I’ve never done a recipe post before, but I have to talk about my breakfast burritos and fish tacos. In the small world of “me” they are legendary.

I’ve started surfing and my apetite is ravenous. Being from Southern California I have to – absolutely required to eat fish tacos.

Fish Tacos

The best place to enjoy a fish taco in Orange County is the secret spot, Bear Flag Fish Company. The place is always packed with surfing families, potheads, and high school dates. No need to recommend anything because you should try them all.

They also sell fish by the pound (sometimes local fish too). This is where I start my fish tacos by ordering up a pound and grill it at home.

Fish is the easiest thing in the world to BBQ. Just throw it on the grill, cut down the middle to check it out, and when dry but oily take it off.

Next comes cabbage, the secret fish taco ingredient. Not much taste to cabbage (red or green) but it is a crunchy-wet-filler for the fish.

Tortillas, say it like this: torrrr-tiya with as slick an accent as you can produce.

I use small corn tortillas that smell delicious, which as far as I can tell is the only way to determine quality. Heat them up a little first (10 seconds in microwave).

Lay the fish down first and the cabbage on top of it.

If you prefer the creamy route then lay down some sour cream with hot sauce on top. This is key, you must lay the hot sauce on the cream, it’s magical that way.

Vegetables, like pico-de-gallo (diced tomatoes, peppers, onions) or avocado round out the fillings.

Just remember that less is best, don’t make a potpourri.

 

Breakfast Burrito

The tacos are for dinner but in the morning it’s all about the breakfast burrito.

The challenge to making a good breakfast burrito are the potatoes. These crunchy delights serve up the best burritos but take forever to prepare. Your best bet is to pre-cook them on a weekend or something and make a huge batch.

Boil them, then pan-sear ’em (turn pan on high, burn/crisp as much as possible, maybe use oil).

With taters in hand move on to the typical ingredients: large flour tortillas (heated in microwave, 10 seconds), eggs, sour cream, pico, avocado, sausage, etc.

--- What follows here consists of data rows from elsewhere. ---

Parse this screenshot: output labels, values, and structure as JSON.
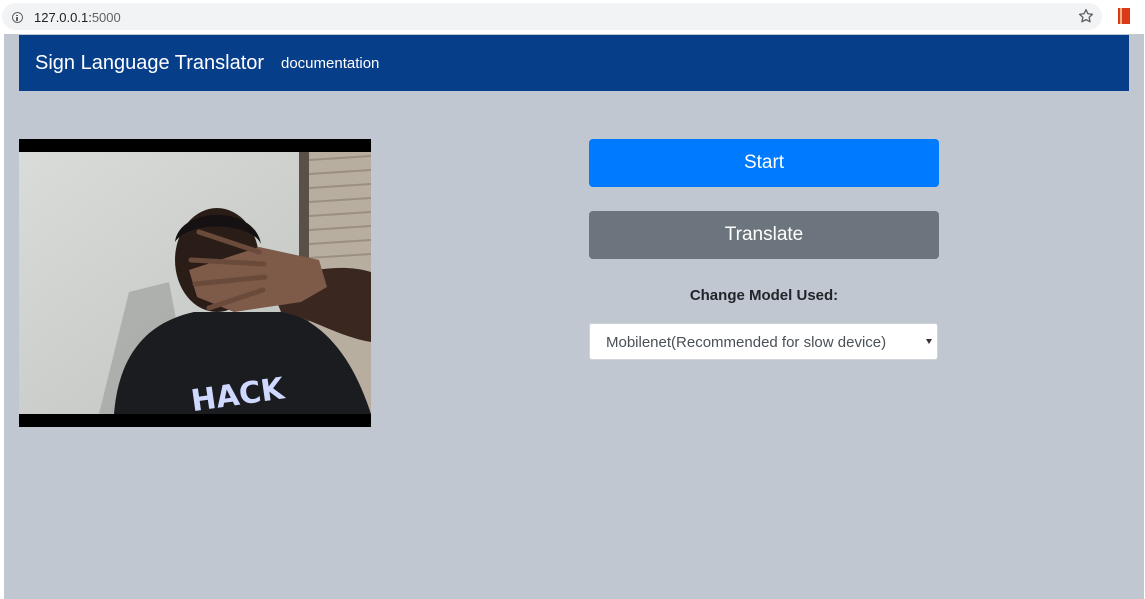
{
  "browser": {
    "url_host": "127.0.0.1:",
    "url_port": "5000",
    "star_icon": "star-outline-icon",
    "extension_icon": "bookmark-extension-icon"
  },
  "navbar": {
    "brand": "Sign Language Translator",
    "link": "documentation",
    "background": "#073e8a"
  },
  "video": {
    "shirt_text": "HACK"
  },
  "controls": {
    "start_label": "Start",
    "translate_label": "Translate",
    "model_label": "Change Model Used:",
    "model_selected": "Mobilenet(Recommended for slow device)",
    "start_color": "#007bff",
    "translate_color": "#6c757d"
  }
}
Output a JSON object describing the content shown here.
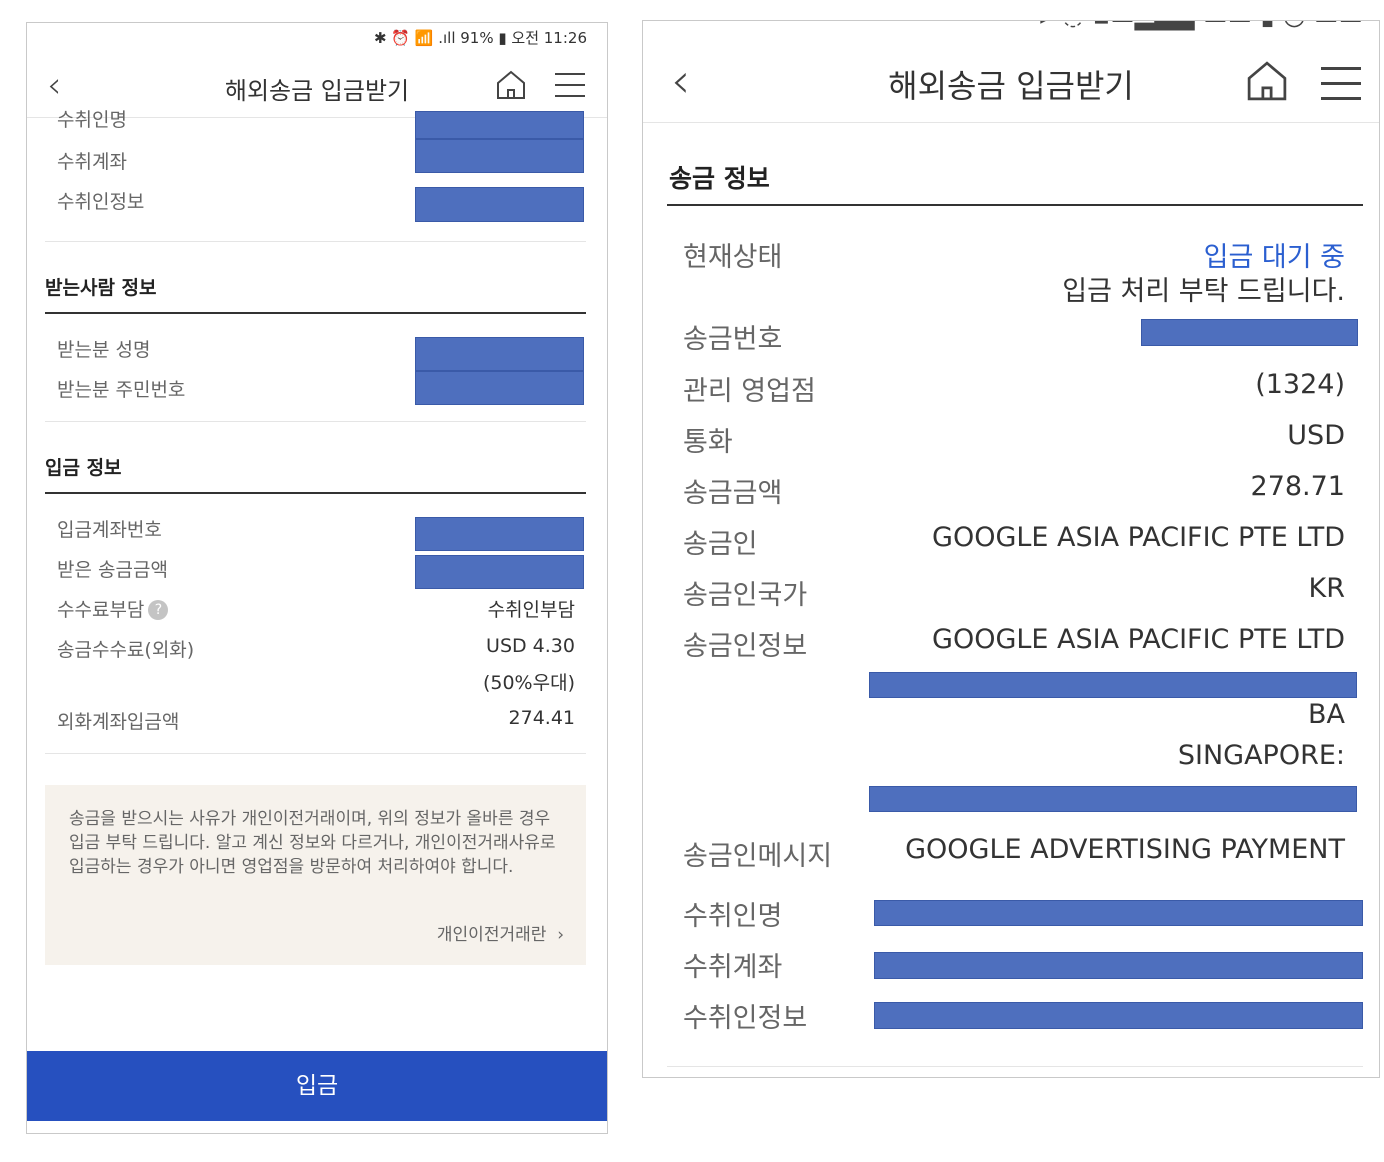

The key is to combine the taters and warm tortillas with the best ingredients on hand. If needing protein go for a meat (sausage or soy-rizo, which is spicy tofu) or eggs (scrambled vs easy). If not, go the vegetarian route.

I only buy food at the farmers market so the ingredients always change. Right now the best item I’ve found are bean sprouts, I don’t know what kind but they are tasty and healthy.

Enjoy making your Mexican-American feast and share any tips you have!